Victories in Court Didn’t Mean We Won

When I started this internship in May, I wanted to explore public defense and everything it had to offer. The people that made my internship much more than just a summer gig were a team of incredibly passionate lawyers, social workers, intake specialists, and investigators. They came in every morning ready to tackle the storm ahead, a storm that was always there. I got front row seats to murder trials and then backstage passes to lawyers decompressing in the break room. While I enjoyed learning about all the incredible work the Rhode Island Public Defender’s Office does, it did help me realize I was not interested in this field.

The majority of our clients live below the poverty line, suffer from mental illnesses, and are repeat offenders. Solving their current legal issue is a band-aid to a much larger wound that is not only affecting the city of Providence but cities everywhere. For this reason, my career goals are still centered around the legal field but at a much “higher level”. While that “higher level” remains undefined, I want to attend law school after graduating from Boston College. All I know at the moment is that I want to be able to address this issues that our clients struggle with. Helping them win a court case never meant the bigger issue was solved,  and that bothered me all summer.

Even though my goals and interests shifted in the middle of my internship, I still gained an invaluable amount of knowledge while working. During my third or fourth week there, I started to realize a lot of our clients listed schizophrenia as a disability. I was perplexed because I was previously led to believe that schizophrenia was a very noticeable and hindering mental disorder. I engaged in a discussion with one of our social workers about it that resulted in an office-wide lecture about the different levels of schizophrenia, the history of diagnosing it, and how/why some clients might be wrongly diagnosed yet given treatment for it. Learning about this disorder did not necessarily change how we treated our clients but helped us understand cases better.

Although I am no longer interested in public defense, this summer was incredible, and I have the Boston College Career Center to thank for it. Without the support of the Career Center, I would not have been able to accept this internship which taught me an incredible amount about the justice system in Rhode Island and my desire for my future.

Written by Raf Torres, BC Class of 2018


Before a Trial: Intake Unit


Every morning at the Rhode Island Public Defender’s Office, a group of interns sit around and discuss “the list”. The list is a collection of names, dates, and charges compiled by every police department in Rhode Island earlier that morning. Our job is to interview these men and women to figure out if their current financial situation qualifies them for our legal support.

Part of our unofficial job description requires the interns to understand the community we are serving. My Boston College education has played a tremendous role in enabling me to do so this summer.
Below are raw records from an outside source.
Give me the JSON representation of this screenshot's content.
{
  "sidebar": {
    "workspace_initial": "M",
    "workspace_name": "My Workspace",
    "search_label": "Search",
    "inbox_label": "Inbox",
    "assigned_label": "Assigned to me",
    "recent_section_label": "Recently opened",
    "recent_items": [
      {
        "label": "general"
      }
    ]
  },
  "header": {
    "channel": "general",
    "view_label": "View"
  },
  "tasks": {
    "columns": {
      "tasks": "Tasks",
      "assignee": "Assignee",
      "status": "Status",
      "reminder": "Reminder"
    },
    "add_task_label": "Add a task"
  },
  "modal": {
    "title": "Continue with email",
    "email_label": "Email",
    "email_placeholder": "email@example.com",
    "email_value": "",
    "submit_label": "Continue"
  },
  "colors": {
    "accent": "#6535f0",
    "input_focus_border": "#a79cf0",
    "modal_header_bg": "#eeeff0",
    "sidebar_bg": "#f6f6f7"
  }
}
Professor Seraphim, through “Asia in the World II”, taught me that history is often written by the victor thus erasing entire timelines and groups of people. To truly understand a time period or a situation, we must examine all sides and remove any bias we might have. The bias that may exist when we talk to potential clients or examine certain cases has been institutionalized through racism and classism. Professor Concepcion’s “Race, Law, and Resistance” taught me how these components have become systemic throughout American society thus hindering the mobility of groups of people while simultaneously  endangering communities with identifiers such as low-income or Black/Latino. My Boston College education has provided me with the unique skill of being able to assess our clients’ situations from a holistic viewpoint, truly understanding everything that could potentially affect a client.

Beyond what I have taken away from classes, I have had the opportunity to help raise awareness on certain issues through student organizations. Most recently, I participated in a collaborative effort between the Organization of Latin American Affairs and Asian Caucus in which we used photographs of students standing side by side who identify with the immigrant experience whether directly or indirectly through their families. The campaign received overwhelming support and I soon came to realize that students were simply unaware of their classmates’ stories and backgrounds. Similarly, a lot of our clients have never been given the opportunity to share their story. I have learned that every small detail they choose to share with us about their background or the case eventually plays a much larger role throughout our time defending the individual. For example, a short story about previous interactions with police ends up becoming crucial knowledge about the client’s mental history that we would not have noted otherwise.

My current position is the first opportunity for the Public Defender’s Office to gain the maximum amount of knowledge about our clients before assigning a lawyer to their case. For this reason, I am incredibly fortunate to have had Boston College provide the necessary education and experiences to do my job well.

Written by Rafael Torres, BC Class of 2018